Listed records:
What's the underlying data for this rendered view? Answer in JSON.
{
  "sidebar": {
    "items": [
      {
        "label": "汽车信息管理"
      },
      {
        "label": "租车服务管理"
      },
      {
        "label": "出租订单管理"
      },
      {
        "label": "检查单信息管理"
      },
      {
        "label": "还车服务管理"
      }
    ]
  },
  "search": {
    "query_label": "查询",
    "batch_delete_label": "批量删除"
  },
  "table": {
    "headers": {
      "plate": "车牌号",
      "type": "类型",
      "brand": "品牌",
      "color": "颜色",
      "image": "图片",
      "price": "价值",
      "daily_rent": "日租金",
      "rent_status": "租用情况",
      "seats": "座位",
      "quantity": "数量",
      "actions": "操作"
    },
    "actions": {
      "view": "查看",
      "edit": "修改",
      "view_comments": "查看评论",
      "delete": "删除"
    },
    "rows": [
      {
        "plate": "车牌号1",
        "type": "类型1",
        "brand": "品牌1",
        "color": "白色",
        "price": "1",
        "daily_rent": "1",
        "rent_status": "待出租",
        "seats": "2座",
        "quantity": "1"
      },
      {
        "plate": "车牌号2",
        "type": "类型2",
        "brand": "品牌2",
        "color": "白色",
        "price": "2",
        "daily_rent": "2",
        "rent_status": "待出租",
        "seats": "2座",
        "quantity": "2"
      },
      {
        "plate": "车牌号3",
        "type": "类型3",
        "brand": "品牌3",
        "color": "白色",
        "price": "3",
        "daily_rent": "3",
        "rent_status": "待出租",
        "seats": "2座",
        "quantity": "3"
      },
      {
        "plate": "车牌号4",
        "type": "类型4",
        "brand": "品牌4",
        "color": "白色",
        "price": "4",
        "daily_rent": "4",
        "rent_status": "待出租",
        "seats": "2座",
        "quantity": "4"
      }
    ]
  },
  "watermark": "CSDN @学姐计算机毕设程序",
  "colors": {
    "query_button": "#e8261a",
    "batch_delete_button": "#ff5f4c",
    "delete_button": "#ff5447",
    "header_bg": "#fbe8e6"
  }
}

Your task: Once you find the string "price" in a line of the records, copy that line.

Exercise output:
      "price": "价值",
        "price": "1",
        "price": "2",
        "price": "3",
        "price": "4",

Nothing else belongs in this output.